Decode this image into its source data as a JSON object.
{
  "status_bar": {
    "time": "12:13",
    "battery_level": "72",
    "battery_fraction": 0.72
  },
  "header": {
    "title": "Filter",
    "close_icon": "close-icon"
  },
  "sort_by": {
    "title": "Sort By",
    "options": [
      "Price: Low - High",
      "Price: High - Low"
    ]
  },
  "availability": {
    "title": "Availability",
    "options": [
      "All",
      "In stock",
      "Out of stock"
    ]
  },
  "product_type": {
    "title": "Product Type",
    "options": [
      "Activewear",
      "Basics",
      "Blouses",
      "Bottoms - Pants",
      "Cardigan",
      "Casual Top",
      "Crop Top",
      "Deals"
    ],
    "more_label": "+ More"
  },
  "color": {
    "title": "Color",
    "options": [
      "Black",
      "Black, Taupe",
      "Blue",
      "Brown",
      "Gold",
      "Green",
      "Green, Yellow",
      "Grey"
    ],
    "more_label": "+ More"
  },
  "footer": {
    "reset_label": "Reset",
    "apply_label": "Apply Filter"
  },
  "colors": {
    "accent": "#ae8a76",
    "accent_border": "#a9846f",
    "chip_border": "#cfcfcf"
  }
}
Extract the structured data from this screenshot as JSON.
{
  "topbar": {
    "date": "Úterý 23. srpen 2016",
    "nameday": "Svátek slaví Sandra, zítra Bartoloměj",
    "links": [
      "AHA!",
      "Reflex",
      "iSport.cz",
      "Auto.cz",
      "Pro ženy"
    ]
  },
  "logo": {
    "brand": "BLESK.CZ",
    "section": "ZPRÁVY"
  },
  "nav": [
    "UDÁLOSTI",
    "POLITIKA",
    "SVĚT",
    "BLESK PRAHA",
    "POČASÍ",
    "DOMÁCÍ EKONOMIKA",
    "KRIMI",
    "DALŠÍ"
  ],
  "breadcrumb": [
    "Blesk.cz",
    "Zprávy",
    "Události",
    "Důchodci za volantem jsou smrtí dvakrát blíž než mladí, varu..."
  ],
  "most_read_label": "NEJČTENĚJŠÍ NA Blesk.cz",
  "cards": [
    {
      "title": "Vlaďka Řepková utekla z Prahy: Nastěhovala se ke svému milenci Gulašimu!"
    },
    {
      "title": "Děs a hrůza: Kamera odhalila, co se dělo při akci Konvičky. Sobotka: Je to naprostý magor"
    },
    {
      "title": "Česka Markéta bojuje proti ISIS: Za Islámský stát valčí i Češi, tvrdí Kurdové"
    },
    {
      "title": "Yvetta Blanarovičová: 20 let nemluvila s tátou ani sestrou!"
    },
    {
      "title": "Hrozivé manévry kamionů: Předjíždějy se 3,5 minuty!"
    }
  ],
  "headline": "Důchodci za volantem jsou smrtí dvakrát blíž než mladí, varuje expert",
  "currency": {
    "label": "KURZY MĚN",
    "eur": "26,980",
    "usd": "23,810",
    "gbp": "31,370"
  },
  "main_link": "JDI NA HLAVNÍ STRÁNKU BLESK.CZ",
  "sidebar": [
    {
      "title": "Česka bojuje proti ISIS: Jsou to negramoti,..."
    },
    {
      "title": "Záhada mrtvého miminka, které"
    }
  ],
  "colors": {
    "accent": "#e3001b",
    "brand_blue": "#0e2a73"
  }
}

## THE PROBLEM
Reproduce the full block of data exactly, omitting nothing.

## ANSWER BOX
Decode this image into its source data as a JSON object.
{
  "status_bar": {
    "time": "12:13",
    "battery_level": "72",
    "battery_fraction": 0.72
  },
  "header": {
    "title": "Filter",
    "close_icon": "close-icon"
  },
  "sort_by": {
    "title": "Sort By",
    "options": [
      "Price: Low - High",
      "Price: High - Low"
    ]
  },
  "availability": {
    "title": "Availability",
    "options": [
      "All",
      "In stock",
      "Out of stock"
    ]
  },
  "product_type": {
    "title": "Product Type",
    "options": [
      "Activewear",
      "Basics",
      "Blouses",
      "Bottoms - Pants",
      "Cardigan",
      "Casual Top",
      "Crop Top",
      "Deals"
    ],
    "more_label": "+ More"
  },
  "color": {
    "title": "Color",
    "options": [
      "Black",
      "Black, Taupe",
      "Blue",
      "Brown",
      "Gold",
      "Green",
      "Green, Yellow",
      "Grey"
    ],
    "more_label": "+ More"
  },
  "footer": {
    "reset_label": "Reset",
    "apply_label": "Apply Filter"
  },
  "colors": {
    "accent": "#ae8a76",
    "accent_border": "#a9846f",
    "chip_border": "#cfcfcf"
  }
}
Extract the structured data from this screenshot as JSON.
{
  "topbar": {
    "date": "Úterý 23. srpen 2016",
    "nameday": "Svátek slaví Sandra, zítra Bartoloměj",
    "links": [
      "AHA!",
      "Reflex",
      "iSport.cz",
      "Auto.cz",
      "Pro ženy"
    ]
  },
  "logo": {
    "brand": "BLESK.CZ",
    "section": "ZPRÁVY"
  },
  "nav": [
    "UDÁLOSTI",
    "POLITIKA",
    "SVĚT",
    "BLESK PRAHA",
    "POČASÍ",
    "DOMÁCÍ EKONOMIKA",
    "KRIMI",
    "DALŠÍ"
  ],
  "breadcrumb": [
    "Blesk.cz",
    "Zprávy",
    "Události",
    "Důchodci za volantem jsou smrtí dvakrát blíž než mladí, varu..."
  ],
  "most_read_label": "NEJČTENĚJŠÍ NA Blesk.cz",
  "cards": [
    {
      "title": "Vlaďka Řepková utekla z Prahy: Nastěhovala se ke svému milenci Gulašimu!"
    },
    {
      "title": "Děs a hrůza: Kamera odhalila, co se dělo při akci Konvičky. Sobotka: Je to naprostý magor"
    },
    {
      "title": "Česka Markéta bojuje proti ISIS: Za Islámský stát valčí i Češi, tvrdí Kurdové"
    },
    {
      "title": "Yvetta Blanarovičová: 20 let nemluvila s tátou ani sestrou!"
    },
    {
      "title": "Hrozivé manévry kamionů: Předjíždějy se 3,5 minuty!"
    }
  ],
  "headline": "Důchodci za volantem jsou smrtí dvakrát blíž než mladí, varuje expert",
  "currency": {
    "label": "KURZY MĚN",
    "eur": "26,980",
    "usd": "23,810",
    "gbp": "31,370"
  },
  "main_link": "JDI NA HLAVNÍ STRÁNKU BLESK.CZ",
  "sidebar": [
    {
      "title": "Česka bojuje proti ISIS: Jsou to negramoti,..."
    },
    {
      "title": "Záhada mrtvého miminka, které"
    }
  ],
  "colors": {
    "accent": "#e3001b",
    "brand_blue": "#0e2a73"
  }
}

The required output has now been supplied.